Self-Managed Strategies for Increasing Libido
For many of those who experience low sex drive, medical tests, drugs and counseling aren’t necessary. Libido issues are often temporary, or caused by personal and relationship issues which can be resolved with some focus and determination.
Re-Evaluate Your Lifestyle
We’ve already mentioned habits like smoking, drinking and drug use which can impact libido. Changing those habits may not be the easiest lifestyle changes to make, but it can pay off in a better sex life.
The general medical advice we’re all used to hearing from health care professionals is also good advice for restoring sex drive. Eating a proper diet can promote blood circulation; it can also lower the possibility of developing or exacerbating chronic issues (such as diabetes) that can affect libido. Exercise not only provides the same benefits, but it can help people cope with libido-damaging issues like obesity, body image and self-esteem.
Getting enough sleep can also help. Restful sleep increases energy levels and boosts mood, and there are studies linking high-quality sleep to a healthier libido.
“Reduce stress.” That’s easy to say but not always easy to accomplish, since stress is often linked to complicated issues at work or home. It’s worth the effort, though. Stress increases cortisol levels in the body, and high cortisol levels have been shown to affect the libido.
If relationship issues are the major source of stress, it’s possible to ease two problems at the same time: lowering stress and making long-term improvements in the relationship. Experts recommend three approaches.
- Spending quality time together on activities outside of the bedroom, and ideally, outside of the home.
- Having honest conversations aimed at improving communication and resolving any underlying issues that may be causing resentment, anger or trauma.
- Participating in joint counseling, if necessary.
Another way to lower stress is through the practice of mindfulness or meditation. There’s evidence that regular mindfulness exercises not only provide a greater sense of overall well-being, but are able to significantly reduce stress and improve sexual desire.
Remove Sexual Roadblocks
Many cases of low libido are caused by sexual anxiety. Those who feel pressured to “perform” – either by a partner or by their own expectations – may end up with less desire for sex.

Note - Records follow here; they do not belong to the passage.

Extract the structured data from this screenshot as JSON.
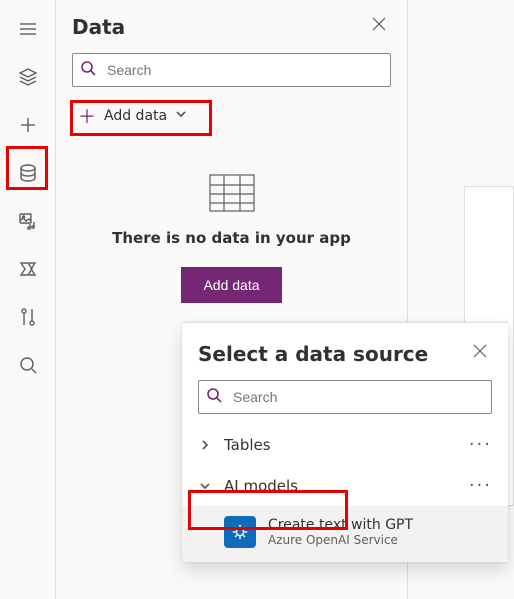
{
  "panel": {
    "title": "Data",
    "search_placeholder": "Search",
    "add_data_label": "Add data"
  },
  "empty": {
    "message": "There is no data in your app",
    "button": "Add data"
  },
  "flyout": {
    "title": "Select a data source",
    "search_placeholder": "Search",
    "tables_label": "Tables",
    "ai_models_label": "AI models",
    "model": {
      "title": "Create text with GPT",
      "subtitle": "Azure OpenAI Service"
    }
  },
  "colors": {
    "accent": "#742774",
    "highlight": "#e60000",
    "azure_badge": "#0f6cbd"
  }
}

Understanding your own arousal triggers can be the first step, because it gives you a better comfort level with your sexuality. Watching porn, fantasizing, and masturbation with sex toys are just some of the approaches some people take to understand and boost their sexual desire.
When it’s time for partner play, spending more time on foreplay and mutual masturbation can increase sensuality and arousal while lowering the pressure to “perform.” Bringing mindfulness into the bedroom can also help both partners stay in the moment, enjoying the sensations of sex without the pressure of expectations.
The communication we’ve already discussed can help as well. The more that you and your partner understand each other’s sexual hot buttons, needs and desires, the more rewarding and less stressful your sexual activities will be.
You may not believe in the power of aphrodisiacs – but if you’re feeling adventurous, or just want to vary your diet, some naturopaths suggest trying foods that supposedly increase libido, like pistachios and maca. They also recommend supplements like ginkgo biloba and red ginseng.
And then there are also the foods which have been rumored for centuries to have aphrodisiac properties, like chocolate, strawberries and oysters. They may or may not help boost your libido – but at the very least, you’ll certainly eat well!